**WHAT YOU NEED TO DO:**
Using the records that follow, work out the number of lines with the word "JSON" in them; reply with that number only.

==============================

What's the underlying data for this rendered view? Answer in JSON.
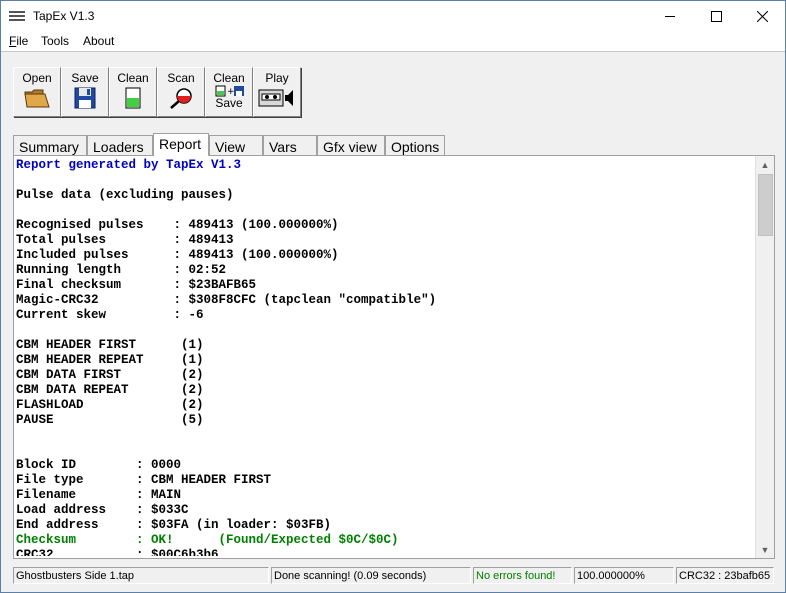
{
  "window": {
    "title": "TapEx V1.3"
  },
  "menu": [
    {
      "label": "File",
      "underline": "F"
    },
    {
      "label": "Tools"
    },
    {
      "label": "About"
    }
  ],
  "toolbar": {
    "open": "Open",
    "save": "Save",
    "clean": "Clean",
    "scan": "Scan",
    "clean_save_1": "Clean",
    "clean_save_2": "Save",
    "play": "Play"
  },
  "tabs": [
    "Summary",
    "Loaders",
    "Report",
    "View",
    "Vars",
    "Gfx view",
    "Options"
  ],
  "active_tab": "Report",
  "report": {
    "lines": [
      {
        "text": "Report generated by TapEx V1.3",
        "style": "blue"
      },
      {
        "text": ""
      },
      {
        "text": "Pulse data (excluding pauses)"
      },
      {
        "text": ""
      },
      {
        "text": "Recognised pulses    : 489413 (100.000000%)"
      },
      {
        "text": "Total pulses         : 489413"
      },
      {
        "text": "Included pulses      : 489413 (100.000000%)"
      },
      {
        "text": "Running length       : 02:52"
      },
      {
        "text": "Final checksum       : $23BAFB65"
      },
      {
        "text": "Magic-CRC32          : $308F8CFC (tapclean \"compatible\")"
      },
      {
        "text": "Current skew         : -6"
      },
      {
        "text": ""
      },
      {
        "text": "CBM HEADER FIRST      (1)"
      },
      {
        "text": "CBM HEADER REPEAT     (1)"
      },
      {
        "text": "CBM DATA FIRST        (2)"
      },
      {
        "text": "CBM DATA REPEAT       (2)"
      },
      {
        "text": "FLASHLOAD             (2)"
      },
      {
        "text": "PAUSE                 (5)"
      },
      {
        "text": ""
      },
      {
        "text": ""
      },
      {
        "text": "Block ID        : 0000"
      },
      {
        "text": "File type       : CBM HEADER FIRST"
      },
      {
        "text": "Filename        : MAIN"
      },
      {
        "text": "Load address    : $033C"
      },
      {
        "text": "End address     : $03FA (in loader: $03FB)"
      },
      {
        "text": "Checksum        : OK!      (Found/Expected $0C/$0C)",
        "style": "green"
      },
      {
        "text": "CRC32           : $00C6b3b6"
      }
    ]
  },
  "statusbar": {
    "file": "Ghostbusters Side 1.tap",
    "message": "Done scanning! (0.09 seconds)",
    "errors": "No errors found!",
    "percent": "100.000000%",
    "crc": "CRC32 : 23bafb65"
  },
  "colors": {
    "report_blue": "#0000c0",
    "ok_green": "#008000"
  }
}
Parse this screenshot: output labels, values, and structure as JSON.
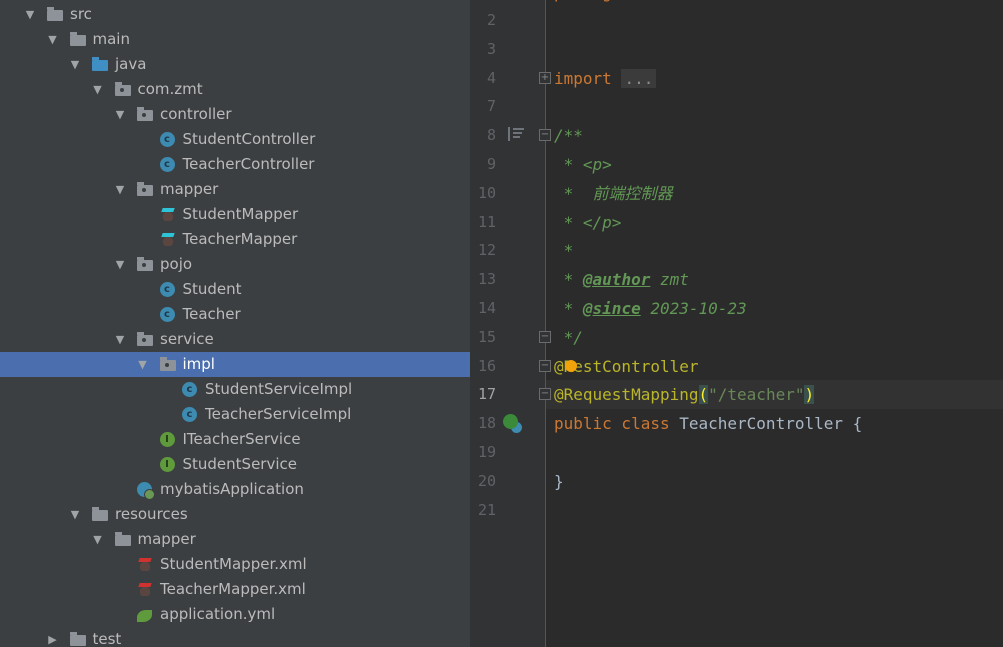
{
  "project_tree": {
    "items": [
      {
        "label": "src",
        "level": 0,
        "state": "open",
        "icon": "folder-icon"
      },
      {
        "label": "main",
        "level": 1,
        "state": "open",
        "icon": "folder-icon"
      },
      {
        "label": "java",
        "level": 2,
        "state": "open",
        "icon": "source-folder-icon"
      },
      {
        "label": "com.zmt",
        "level": 3,
        "state": "open",
        "icon": "package-icon"
      },
      {
        "label": "controller",
        "level": 4,
        "state": "open",
        "icon": "package-icon"
      },
      {
        "label": "StudentController",
        "level": 5,
        "icon": "class-icon"
      },
      {
        "label": "TeacherController",
        "level": 5,
        "icon": "class-icon"
      },
      {
        "label": "mapper",
        "level": 4,
        "state": "open",
        "icon": "package-icon"
      },
      {
        "label": "StudentMapper",
        "level": 5,
        "icon": "mybatis-mapper-icon"
      },
      {
        "label": "TeacherMapper",
        "level": 5,
        "icon": "mybatis-mapper-icon"
      },
      {
        "label": "pojo",
        "level": 4,
        "state": "open",
        "icon": "package-icon"
      },
      {
        "label": "Student",
        "level": 5,
        "icon": "class-icon"
      },
      {
        "label": "Teacher",
        "level": 5,
        "icon": "class-icon"
      },
      {
        "label": "service",
        "level": 4,
        "state": "open",
        "icon": "package-icon"
      },
      {
        "label": "impl",
        "level": 5,
        "state": "open",
        "icon": "package-icon",
        "selected": true
      },
      {
        "label": "StudentServiceImpl",
        "level": 6,
        "icon": "class-icon"
      },
      {
        "label": "TeacherServiceImpl",
        "level": 6,
        "icon": "class-icon"
      },
      {
        "label": "ITeacherService",
        "level": 5,
        "icon": "interface-icon"
      },
      {
        "label": "StudentService",
        "level": 5,
        "icon": "interface-icon"
      },
      {
        "label": "mybatisApplication",
        "level": 4,
        "icon": "spring-boot-class-icon"
      },
      {
        "label": "resources",
        "level": 2,
        "state": "open",
        "icon": "resources-folder-icon"
      },
      {
        "label": "mapper",
        "level": 3,
        "state": "open",
        "icon": "folder-icon"
      },
      {
        "label": "StudentMapper.xml",
        "level": 4,
        "icon": "mybatis-xml-icon"
      },
      {
        "label": "TeacherMapper.xml",
        "level": 4,
        "icon": "mybatis-xml-icon"
      },
      {
        "label": "application.yml",
        "level": 4,
        "icon": "yaml-config-icon"
      },
      {
        "label": "test",
        "level": 1,
        "state": "closed",
        "icon": "folder-icon"
      }
    ]
  },
  "editor": {
    "current_line": "17",
    "lines": [
      {
        "n": "2",
        "tokens": []
      },
      {
        "n": "3",
        "tokens": []
      },
      {
        "n": "4",
        "fold": "+",
        "tokens": [
          {
            "c": "kw",
            "t": "import"
          },
          {
            "c": "",
            "t": " "
          },
          {
            "c": "dots",
            "t": "..."
          }
        ]
      },
      {
        "n": "7",
        "tokens": []
      },
      {
        "n": "8",
        "fold": "-",
        "tokens": [
          {
            "c": "doc",
            "t": "/**"
          }
        ]
      },
      {
        "n": "9",
        "tokens": [
          {
            "c": "doc",
            "t": " * <p>"
          }
        ]
      },
      {
        "n": "10",
        "tokens": [
          {
            "c": "doc",
            "t": " *  前端控制器"
          }
        ]
      },
      {
        "n": "11",
        "tokens": [
          {
            "c": "doc",
            "t": " * </p>"
          }
        ]
      },
      {
        "n": "12",
        "tokens": [
          {
            "c": "doc",
            "t": " *"
          }
        ]
      },
      {
        "n": "13",
        "tokens": [
          {
            "c": "doc",
            "t": " * "
          },
          {
            "c": "tag",
            "t": "@author"
          },
          {
            "c": "doc",
            "t": " zmt"
          }
        ]
      },
      {
        "n": "14",
        "tokens": [
          {
            "c": "doc",
            "t": " * "
          },
          {
            "c": "tag",
            "t": "@since"
          },
          {
            "c": "doc",
            "t": " 2023-10-23"
          }
        ]
      },
      {
        "n": "15",
        "fold": "-",
        "tokens": [
          {
            "c": "doc",
            "t": " */"
          }
        ]
      },
      {
        "n": "16",
        "fold": "-",
        "tokens": [
          {
            "c": "ann",
            "t": "@RestController"
          }
        ]
      },
      {
        "n": "17",
        "fold": "-",
        "tokens": [
          {
            "c": "ann",
            "t": "@RequestMapping"
          },
          {
            "c": "brm",
            "t": "("
          },
          {
            "c": "str",
            "t": "\"/teacher\""
          },
          {
            "c": "brm",
            "t": ")"
          }
        ]
      },
      {
        "n": "18",
        "tokens": [
          {
            "c": "kw",
            "t": "public class "
          },
          {
            "c": "",
            "t": "TeacherController {"
          }
        ]
      },
      {
        "n": "19",
        "tokens": []
      },
      {
        "n": "20",
        "tokens": [
          {
            "c": "",
            "t": "}"
          }
        ]
      },
      {
        "n": "21",
        "tokens": []
      }
    ]
  },
  "colors": {
    "tree_bg": "#3c3f41",
    "selection": "#4b6eaf",
    "editor_bg": "#2b2b2b",
    "keyword": "#cc7832",
    "comment": "#629755",
    "annotation": "#bbb529",
    "string": "#6a8759"
  }
}
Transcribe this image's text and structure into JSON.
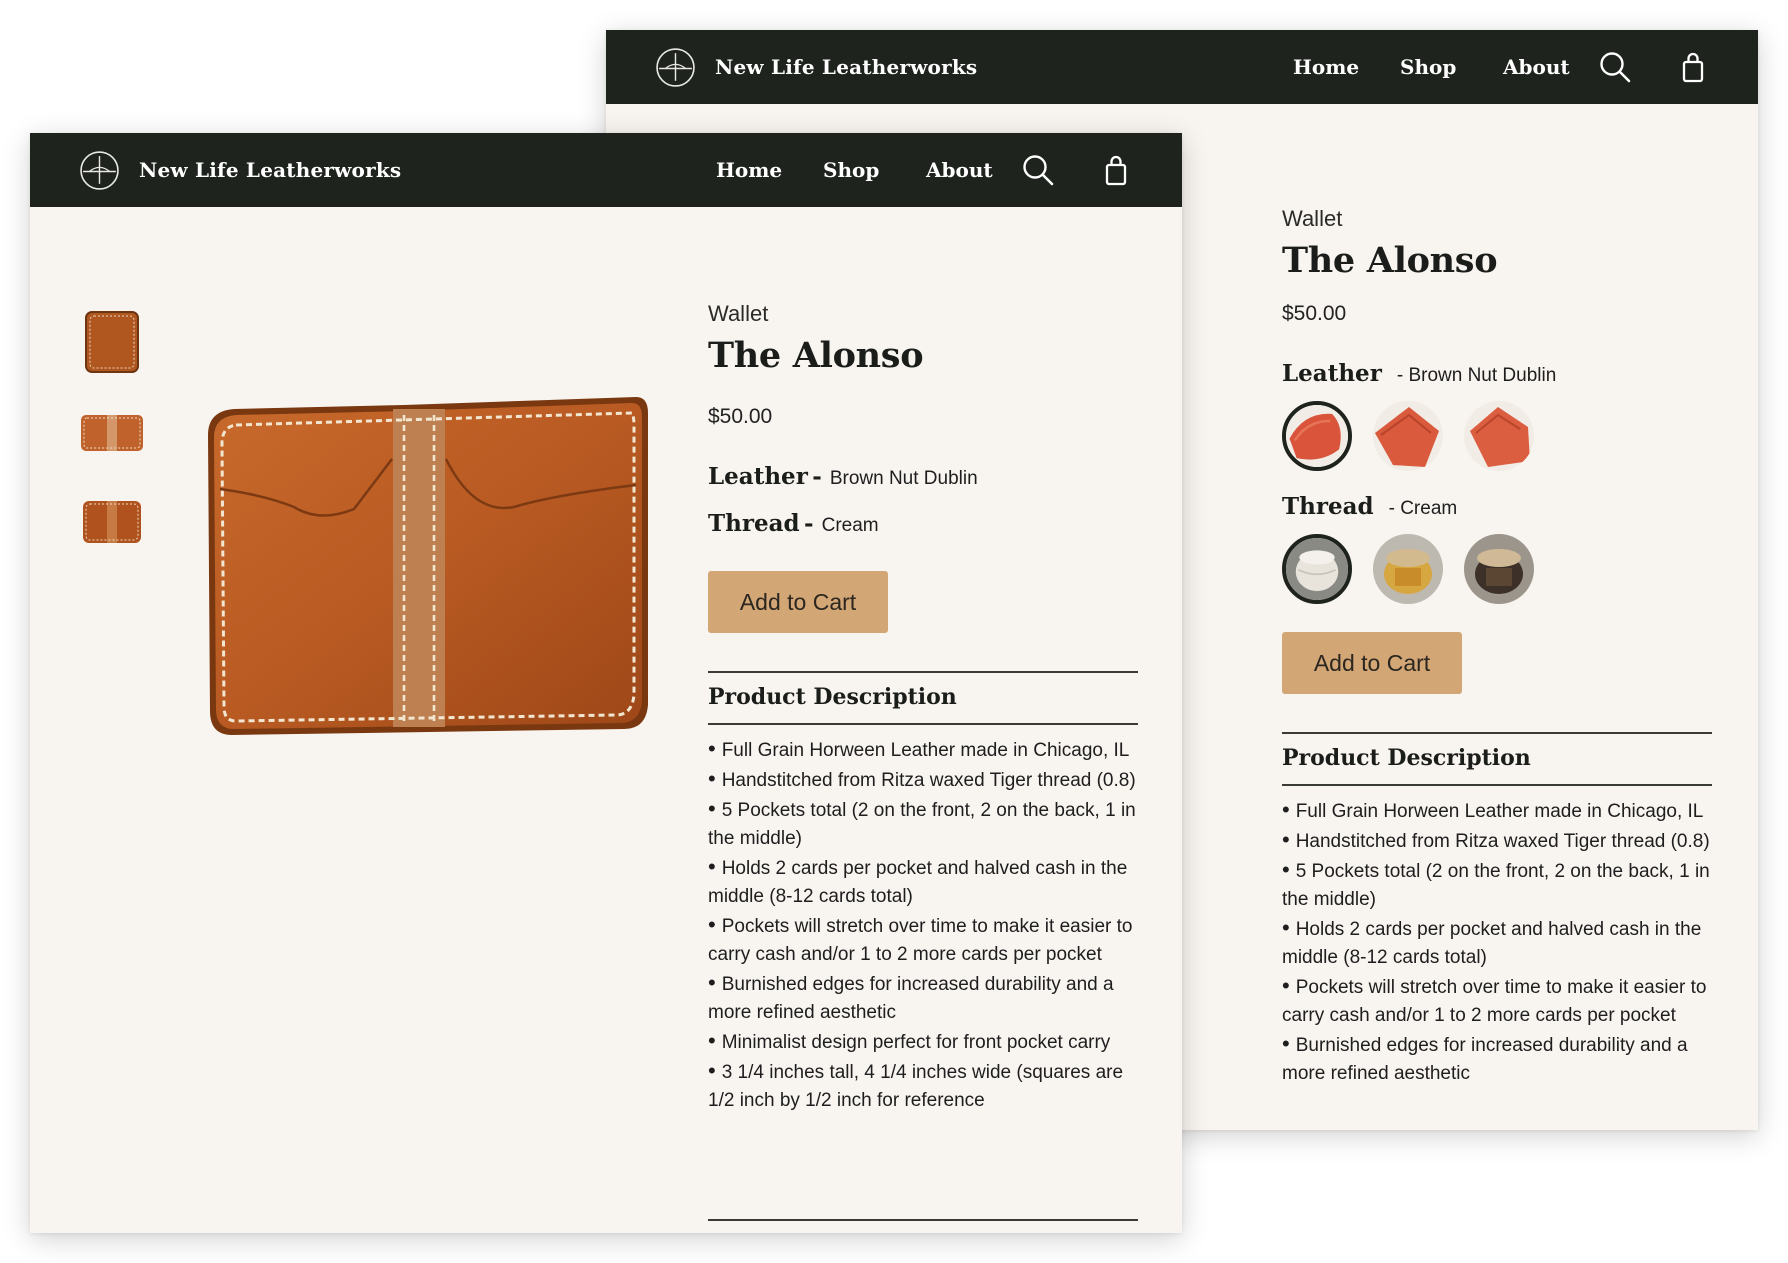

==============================

**RESPONSE:**
3